◆ ACTIVITY
Look for the word "dụng" in the entries below, then copy every line that has it.

---------- AVAILABLE DATA

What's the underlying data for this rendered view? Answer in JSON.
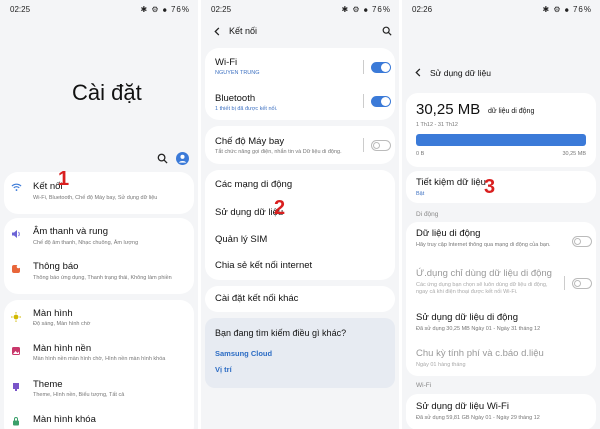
{
  "p1": {
    "status_time": "02:25",
    "status_right": "✱ ⚙ ⦁ 76%",
    "title": "Cài đặt",
    "items": [
      {
        "label": "Kết nối",
        "sub": "Wi-Fi, Bluetooth, Chế độ Máy bay, Sử dụng dữ liệu"
      },
      {
        "label": "Âm thanh và rung",
        "sub": "Chế độ âm thanh, Nhạc chuông, Âm lượng"
      },
      {
        "label": "Thông báo",
        "sub": "Thông báo ứng dụng, Thanh trạng thái, Không làm phiền"
      },
      {
        "label": "Màn hình",
        "sub": "Độ sáng, Màn hình chờ"
      },
      {
        "label": "Màn hình nền",
        "sub": "Màn hình nền màn hình chờ, Hình nền màn hình khóa"
      },
      {
        "label": "Theme",
        "sub": "Theme, Hình nền, Biểu tượng, Tất cả"
      },
      {
        "label": "Màn hình khóa",
        "sub": ""
      }
    ],
    "step": "1",
    "colors": {
      "accent": "#3b7ad8",
      "step": "#d91f1f"
    }
  },
  "p2": {
    "status_time": "02:25",
    "status_right": "✱ ⚙ ⦁ 76%",
    "header": "Kết nối",
    "wifi": {
      "label": "Wi-Fi",
      "sub": "NGUYEN TRUNG"
    },
    "bluetooth": {
      "label": "Bluetooth",
      "sub": "1 thiết bị đã được kết nối."
    },
    "airplane": {
      "label": "Chế độ Máy bay",
      "sub": "Tắt chức năng gọi điện, nhắn tin và Dữ liệu di động."
    },
    "items": [
      "Các mạng di động",
      "Sử dụng dữ liệu",
      "Quản lý SIM",
      "Chia sẻ kết nối internet"
    ],
    "more": "Cài đặt kết nối khác",
    "search_title": "Bạn đang tìm kiếm điều gì khác?",
    "link1": "Samsung Cloud",
    "link2": "Vị trí",
    "step": "2"
  },
  "p3": {
    "status_time": "02:26",
    "status_right": "✱ ⚙ ⦁ 76%",
    "header": "Sử dụng dữ liệu",
    "amount": "30,25 MB",
    "amount_label": "dữ liệu di động",
    "range": "1 Th12 - 31 Th12",
    "bar_min": "0 B",
    "bar_max": "30,25 MB",
    "saver": {
      "label": "Tiết kiệm dữ liệu",
      "sub": "Bật"
    },
    "section_mobile": "Di động",
    "mobile_data": {
      "label": "Dữ liệu di động",
      "sub": "Hãy truy cập Internet thông qua mạng di động của bạn."
    },
    "apps_only": {
      "label": "Ứ.dụng chỉ dùng dữ liệu di động",
      "sub": "Các ứng dụng bạn chọn sẽ luôn dùng dữ liệu di động, ngay cả khi điện thoại được kết nối Wi-Fi."
    },
    "usage": {
      "label": "Sử dụng dữ liệu di động",
      "sub": "Đã sử dụng 30,25 MB Ngày 01 - Ngày 31 tháng 12"
    },
    "cycle": {
      "label": "Chu kỳ tính phí và c.báo d.liệu",
      "sub": "Ngày 01 hàng tháng"
    },
    "section_wifi": "Wi-Fi",
    "wifi_usage": {
      "label": "Sử dụng dữ liệu Wi-Fi",
      "sub": "Đã sử dụng 59,81 GB Ngày 01 - Ngày 29 tháng 12"
    },
    "step": "3"
  }
}
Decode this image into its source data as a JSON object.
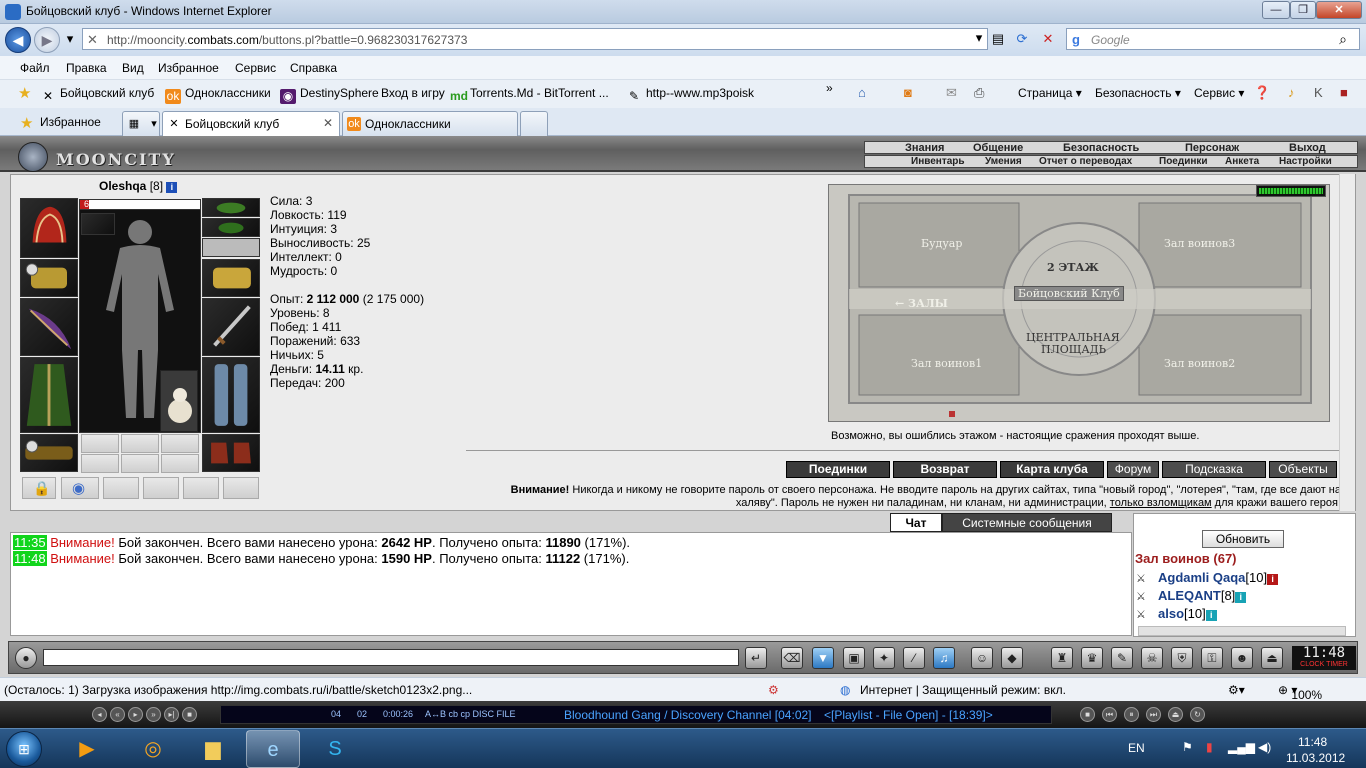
{
  "window": {
    "title": "Бойцовский клуб - Windows Internet Explorer",
    "minimize": "—",
    "maximize": "❐",
    "close": "✕"
  },
  "address": {
    "url_prefix": "http://mooncity.",
    "url_domain": "combats.com",
    "url_path": "/buttons.pl?battle=0.968230317627373",
    "search_placeholder": "Google"
  },
  "menu": [
    "Файл",
    "Правка",
    "Вид",
    "Избранное",
    "Сервис",
    "Справка"
  ],
  "favorites_bar": {
    "items": [
      "Бойцовский клуб",
      "Одноклассники",
      "DestinySphere",
      "Вход в игру",
      "Torrents.Md - BitTorrent ...",
      "http--www.mp3poisk"
    ],
    "more": "»",
    "page_menu": "Страница",
    "safety_menu": "Безопасность",
    "tools_menu": "Сервис"
  },
  "tabs": {
    "favorites_label": "Избранное",
    "items": [
      {
        "label": "Бойцовский клуб",
        "active": true
      },
      {
        "label": "Одноклассники",
        "active": false
      }
    ]
  },
  "game": {
    "logo": "MOONCITY",
    "top_menu": [
      "Знания",
      "Общение",
      "Безопасность",
      "Персонаж",
      "Выход"
    ],
    "sub_menu": [
      "Инвентарь",
      "Умения",
      "Отчет о переводах",
      "Поединки",
      "Анкета",
      "Настройки"
    ],
    "character": {
      "name": "Oleshqa",
      "level": "[8]",
      "hp_text": "69/966",
      "hp_fraction": 0.0714
    },
    "stats": [
      {
        "label": "Сила: ",
        "value": "3"
      },
      {
        "label": "Ловкость: ",
        "value": "119"
      },
      {
        "label": "Интуиция: ",
        "value": "3"
      },
      {
        "label": "Выносливость: ",
        "value": "25"
      },
      {
        "label": "Интеллект: ",
        "value": "0"
      },
      {
        "label": "Мудрость: ",
        "value": "0"
      }
    ],
    "exp": {
      "label": "Опыт: ",
      "value": "2 112 000",
      "next": " (2 175 000)"
    },
    "level_line": {
      "label": "Уровень: ",
      "value": "8"
    },
    "wins": {
      "label": "Побед: ",
      "value": "1 411"
    },
    "losses": {
      "label": "Поражений: ",
      "value": "633"
    },
    "draws": {
      "label": "Ничьих: ",
      "value": "5"
    },
    "money": {
      "label": "Деньги: ",
      "value": "14.11",
      "unit": " кр."
    },
    "transfers": {
      "label": "Передач: ",
      "value": "200"
    },
    "map": {
      "rooms": [
        "Будуар",
        "Зал воинов3",
        "Бойцовский Клуб",
        "Зал воинов1",
        "Зал воинов2"
      ],
      "floor": "2 ЭТАЖ",
      "halls": "← ЗАЛЫ",
      "center_line1": "ЦЕНТРАЛЬНАЯ",
      "center_line2": "ПЛОЩАДЬ",
      "note": "Возможно, вы ошиблись этажом - настоящие сражения проходят выше."
    },
    "buttons": [
      "Поединки",
      "Возврат",
      "Карта клуба",
      "Форум",
      "Подсказка",
      "Объекты"
    ],
    "warning": {
      "title": "Внимание!",
      "text1": " Никогда и никому не говорите пароль от своего персонажа. Не вводите пароль на других сайтах, типа \"новый город\", \"лотерея\", \"там, где все дают на халяву\". Пароль не нужен ни паладинам, ни кланам, ни администрации, ",
      "link": "только взломщикам",
      "text2": " для кражи вашего героя."
    }
  },
  "chat": {
    "tab_chat": "Чат",
    "tab_system": "Системные сообщения",
    "messages": [
      {
        "time": "11:35",
        "warn": "Внимание!",
        "p1": " Бой закончен. Всего вами нанесено урона: ",
        "dmg": "2642 HP",
        "p2": ". Получено опыта: ",
        "exp": "11890",
        "p3": " (171%)."
      },
      {
        "time": "11:48",
        "warn": "Внимание!",
        "p1": " Бой закончен. Всего вами нанесено урона: ",
        "dmg": "1590 HP",
        "p2": ". Получено опыта: ",
        "exp": "11122",
        "p3": " (171%)."
      }
    ]
  },
  "online": {
    "refresh": "Обновить",
    "room": "Зал воинов (67)",
    "users": [
      {
        "name": "Agdamli Qaqa",
        "level": "[10]"
      },
      {
        "name": "ALEQANT",
        "level": "[8]"
      },
      {
        "name": "also",
        "level": "[10]"
      }
    ]
  },
  "clock": {
    "time": "11:48",
    "label": "CLOCK TIMER"
  },
  "status": {
    "loading": "(Осталось: 1) Загрузка изображения http://img.combats.ru/i/battle/sketch0123x2.png...",
    "zone": "Интернет | Защищенный режим: вкл.",
    "zoom": "100%"
  },
  "player": {
    "track_num": "04",
    "track_num2": "02",
    "elapsed": "0:00:26",
    "flags": "A↔B  cb  cp  DISC  FILE",
    "track": "Bloodhound Gang / Discovery Channel  [04:02]",
    "playlist": "<[Playlist - File Open] - [18:39]>"
  },
  "taskbar": {
    "lang": "EN",
    "time": "11:48",
    "date": "11.03.2012"
  }
}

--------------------

◆ SOLUTION TO THIS PROBLEM
        "sub": "Wi-Fi, Bluetooth, Chế độ Máy bay, Sử dụng dữ liệu"
        "sub": "Thông báo ứng dụng, Thanh trạng thái, Không làm phiền"
      "Sử dụng dữ liệu",
    "header": "Sử dụng dữ liệu",
      "label": "Ứ.dụng chỉ dùng dữ liệu di động",
      "sub": "Các ứng dụng bạn chọn sẽ luôn dùng dữ liệu di động, ngay cả khi điện thoại được kết nối Wi-Fi."
      "label": "Sử dụng dữ liệu di động",
      "sub": "Đã sử dụng 30,25 MB Ngày 01 - Ngày 31 tháng 12"
      "label": "Sử dụng dữ liệu Wi-Fi",
      "sub": "Đã sử dụng 59,81 GB Ngày 01 - Ngày 29 tháng 12"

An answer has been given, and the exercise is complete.